[Opening DATA IN THIS EXERCISE section]
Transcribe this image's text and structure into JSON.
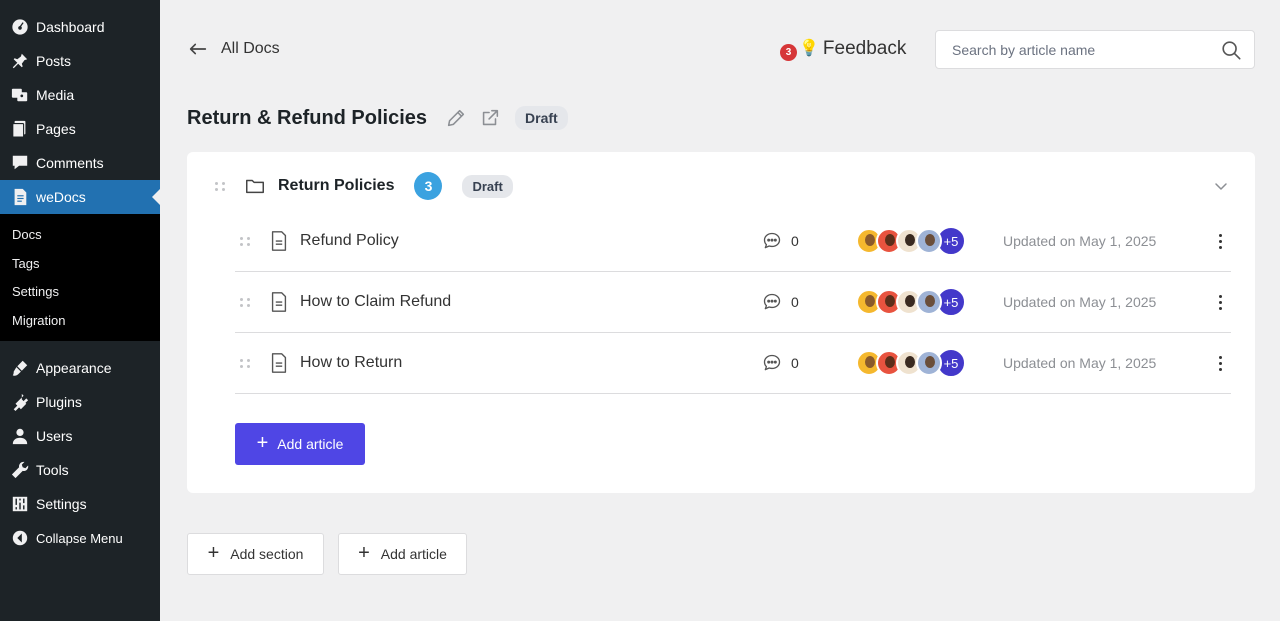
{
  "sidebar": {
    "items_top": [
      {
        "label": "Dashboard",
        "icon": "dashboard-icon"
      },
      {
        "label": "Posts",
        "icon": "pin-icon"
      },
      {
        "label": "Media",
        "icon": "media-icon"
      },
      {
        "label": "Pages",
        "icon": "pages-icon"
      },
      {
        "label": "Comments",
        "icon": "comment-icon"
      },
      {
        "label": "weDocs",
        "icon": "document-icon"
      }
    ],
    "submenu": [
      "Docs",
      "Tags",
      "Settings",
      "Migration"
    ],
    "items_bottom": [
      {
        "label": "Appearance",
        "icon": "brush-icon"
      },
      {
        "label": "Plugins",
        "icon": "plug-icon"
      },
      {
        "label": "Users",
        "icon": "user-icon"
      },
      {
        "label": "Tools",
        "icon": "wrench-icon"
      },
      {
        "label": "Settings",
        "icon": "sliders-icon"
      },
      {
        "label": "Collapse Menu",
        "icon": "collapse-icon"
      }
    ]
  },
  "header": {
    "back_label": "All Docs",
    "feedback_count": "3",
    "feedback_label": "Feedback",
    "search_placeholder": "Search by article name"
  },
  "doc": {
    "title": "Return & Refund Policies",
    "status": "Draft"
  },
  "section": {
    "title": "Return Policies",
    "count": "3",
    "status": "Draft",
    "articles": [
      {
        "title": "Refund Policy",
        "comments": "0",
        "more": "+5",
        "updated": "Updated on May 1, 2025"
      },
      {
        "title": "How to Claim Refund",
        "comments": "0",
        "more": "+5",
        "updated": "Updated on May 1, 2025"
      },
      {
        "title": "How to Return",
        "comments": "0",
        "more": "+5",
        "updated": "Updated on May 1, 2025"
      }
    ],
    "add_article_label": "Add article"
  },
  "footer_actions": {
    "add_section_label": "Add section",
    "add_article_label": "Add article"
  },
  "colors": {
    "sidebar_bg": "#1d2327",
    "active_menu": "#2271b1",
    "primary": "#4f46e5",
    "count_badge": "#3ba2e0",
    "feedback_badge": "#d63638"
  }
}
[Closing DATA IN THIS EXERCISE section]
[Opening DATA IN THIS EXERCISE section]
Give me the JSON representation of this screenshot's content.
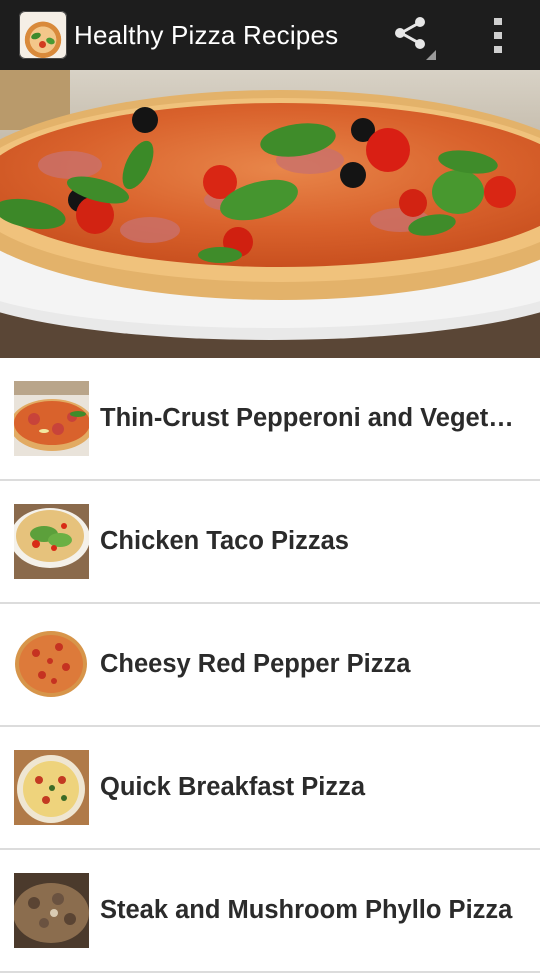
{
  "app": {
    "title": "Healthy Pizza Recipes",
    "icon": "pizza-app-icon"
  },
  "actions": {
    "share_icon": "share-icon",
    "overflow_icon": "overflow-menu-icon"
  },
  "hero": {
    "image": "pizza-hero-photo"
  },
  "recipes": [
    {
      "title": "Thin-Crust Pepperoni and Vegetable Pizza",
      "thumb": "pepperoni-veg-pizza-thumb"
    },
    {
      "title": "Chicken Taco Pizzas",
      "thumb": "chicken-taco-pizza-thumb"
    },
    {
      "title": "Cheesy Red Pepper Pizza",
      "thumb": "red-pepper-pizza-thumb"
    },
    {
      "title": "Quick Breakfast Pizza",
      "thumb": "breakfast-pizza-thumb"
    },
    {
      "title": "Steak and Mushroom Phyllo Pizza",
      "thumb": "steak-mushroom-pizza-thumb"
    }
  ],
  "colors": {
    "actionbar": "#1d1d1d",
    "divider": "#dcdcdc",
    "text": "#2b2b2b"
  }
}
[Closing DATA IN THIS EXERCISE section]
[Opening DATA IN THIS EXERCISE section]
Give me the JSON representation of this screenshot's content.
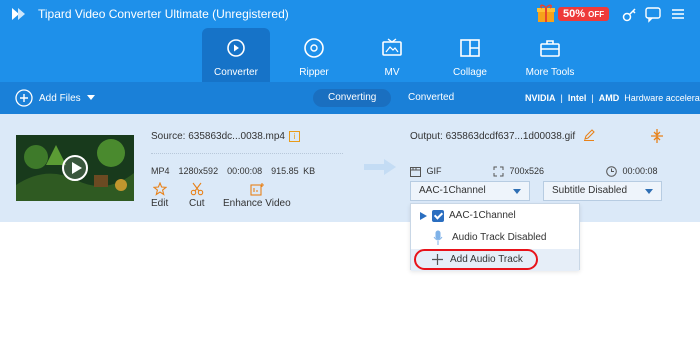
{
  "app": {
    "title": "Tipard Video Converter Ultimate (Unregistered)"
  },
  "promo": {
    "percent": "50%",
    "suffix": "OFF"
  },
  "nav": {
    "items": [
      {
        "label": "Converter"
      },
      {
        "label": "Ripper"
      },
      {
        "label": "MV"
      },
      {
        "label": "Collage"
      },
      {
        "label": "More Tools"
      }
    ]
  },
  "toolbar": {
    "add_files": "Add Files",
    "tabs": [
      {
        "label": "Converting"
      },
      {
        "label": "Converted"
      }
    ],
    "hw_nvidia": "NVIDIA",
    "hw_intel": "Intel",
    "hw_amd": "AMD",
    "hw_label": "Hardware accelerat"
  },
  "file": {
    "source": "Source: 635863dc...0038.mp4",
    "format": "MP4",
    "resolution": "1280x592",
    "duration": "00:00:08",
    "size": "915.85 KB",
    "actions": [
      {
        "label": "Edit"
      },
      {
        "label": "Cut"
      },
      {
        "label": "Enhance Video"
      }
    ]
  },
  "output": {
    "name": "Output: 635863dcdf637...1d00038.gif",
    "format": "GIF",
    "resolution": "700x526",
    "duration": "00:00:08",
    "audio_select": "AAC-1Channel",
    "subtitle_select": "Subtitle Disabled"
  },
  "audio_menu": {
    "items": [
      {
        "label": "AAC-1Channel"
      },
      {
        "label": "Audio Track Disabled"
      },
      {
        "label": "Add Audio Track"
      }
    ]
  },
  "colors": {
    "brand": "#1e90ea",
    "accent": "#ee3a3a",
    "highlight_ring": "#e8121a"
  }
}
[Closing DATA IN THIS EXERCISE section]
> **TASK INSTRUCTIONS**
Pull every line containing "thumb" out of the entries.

> **COMPLETED TASK**
      "thumb": "pepperoni-veg-pizza-thumb"
      "thumb": "chicken-taco-pizza-thumb"
      "thumb": "red-pepper-pizza-thumb"
      "thumb": "breakfast-pizza-thumb"
      "thumb": "steak-mushroom-pizza-thumb"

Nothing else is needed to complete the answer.